July 19, 2011
Jan Vitek and Sumit Basu
Purdue University, Microsoft Research
June 6, 2008
Danyel Fisher, Douglas Downey, Chris Quirk, Scott Drellishak, Kelly O'Hara, Emily M. Bender, Sumit Basu, Matthew Hurst, Arnd Christian König, Michael Gamon, Chris Brockett, Dmitriy Belenko, Bill Dolan, Jianfeng Gao, and Lucy Vanderwende
Powergrading Short Answer Grading Corpus
A brief history
I received my BS (1995), MEng (1997), and PhD (2002) all from MIT in Electrical Engineering and Computer Science. I did my graduate work at the Media Lab with Professor Alex Pentland. My doctoral thesis, “Conversational Scene Analysis,” examined how machine learning and signal processing techniques could be used to understand the structure of conversational interactions from auditory signals without recognizing words. The common thread through all of my work to date has been the combination of human interaction and machine learning; fortunately there are an endless array of application areas of this ilk, especially if one is flexible in one’s definition of interaction.

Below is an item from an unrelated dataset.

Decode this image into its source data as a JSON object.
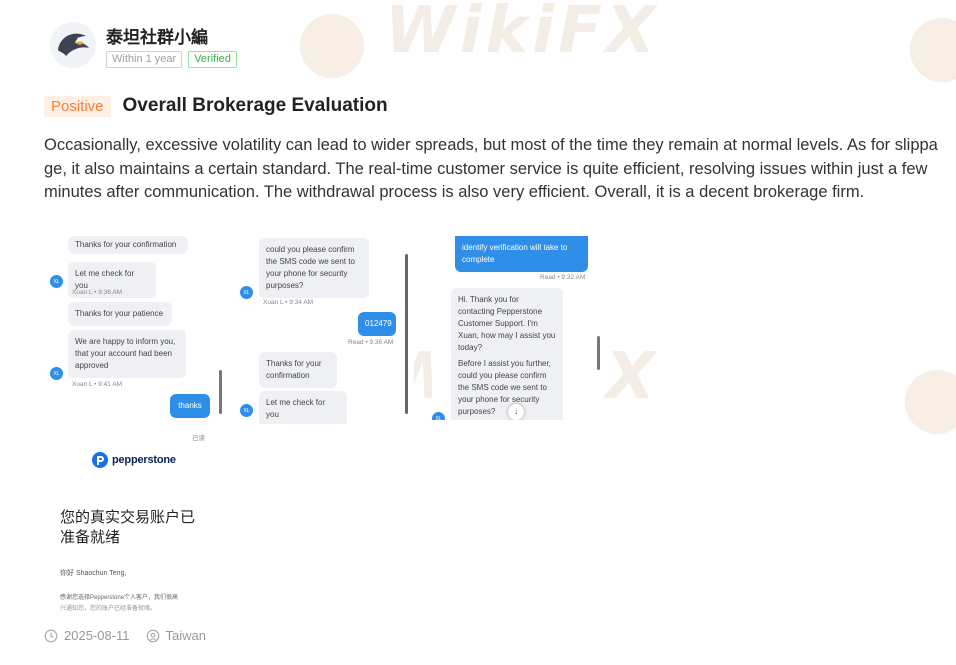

I recently joined the Medical Devices Group at Microsoft Research. We’ll have much more to say about the exciting project we’re working on very soon.
Our new paper, “Deep Questions without Deep Understanding”, on a new technique for generating high-level (deep) questions from large spans of text (i.e., entire Wikipedia sections, as opposed to individual sentences), will be appearing in July at ACL 2015.
ML for Physiological Signals: using machine learning to detect, analyze, and derive insights from physiological signals to help patients monitor and improve their cardiovascular health.
Teaching with Machine Learning: using machine learning to help students and teachers of all ages and all types of educational goals achieve their objectives more effectively and efficiently.
Sho: a powerful interactive environment for scientific computing and prototyping based on IronPython. Find out more and download it here. Also check out this code for getting real-time skeleton data from Kinect in Sho .
Songsmith: a songwriting tool that takes melodies and helps develop accompaniments for them: based on this research with Dan Morris, it’s now a product (with much help from the MSR Advanced Development Team). Check it out and download the trial here. It’s also now free to many educational institutions via MSDN Academic Alliance and the Innovative Teachers’ Network.
Music Analysis/Synthesis: using machine learning to help users understand, manipulate, and create music
Systems and Machine Learning: using machine learning to address problems in computer systems
Conversational Scene Analysis: seeking structure and content from conversational patterns
Sponsorship Chair, Intelligent User Interfaces 2015 (IUI’15) .
PC Member, Learning at Scale 2015 (L@S 2015) .
Co-Chair (with Jonathan Huang and Kalyan Veeramachaneni), DDE 2013: Workshop on Data-Driven Education at NIPS 2013.
PC Member, AAAI 2011 NECTAR Track
Co-Chair (with Ashish Kapoor), Workshop on Analysis and Design of Algorithms for Interactive Machine Learning (ADA-IML’09) at NIPS 2009.
PC Member, IJCAI’09.
Co-Chair (with Archana Ganapathi, Emre Kiciman, and Fei Sha), MLSys’07: Workshop on Statistical Learning Techniques for Systems Problems at NIPS 2007.
PC Member, Systems and Machine Learning Workshop, 2007 (SysML 2007). at NSDI 2007.
For fall quarter 2007, Emre Kiciman and I taught a graduate course on Systems Applications of Machine Learning (cse599n) at the University of Washington.
Other quarters, I co-taught the Markovia Seminar (cse590mv) on Machine Learning with Tanzeem Choudhury at the University of Washington.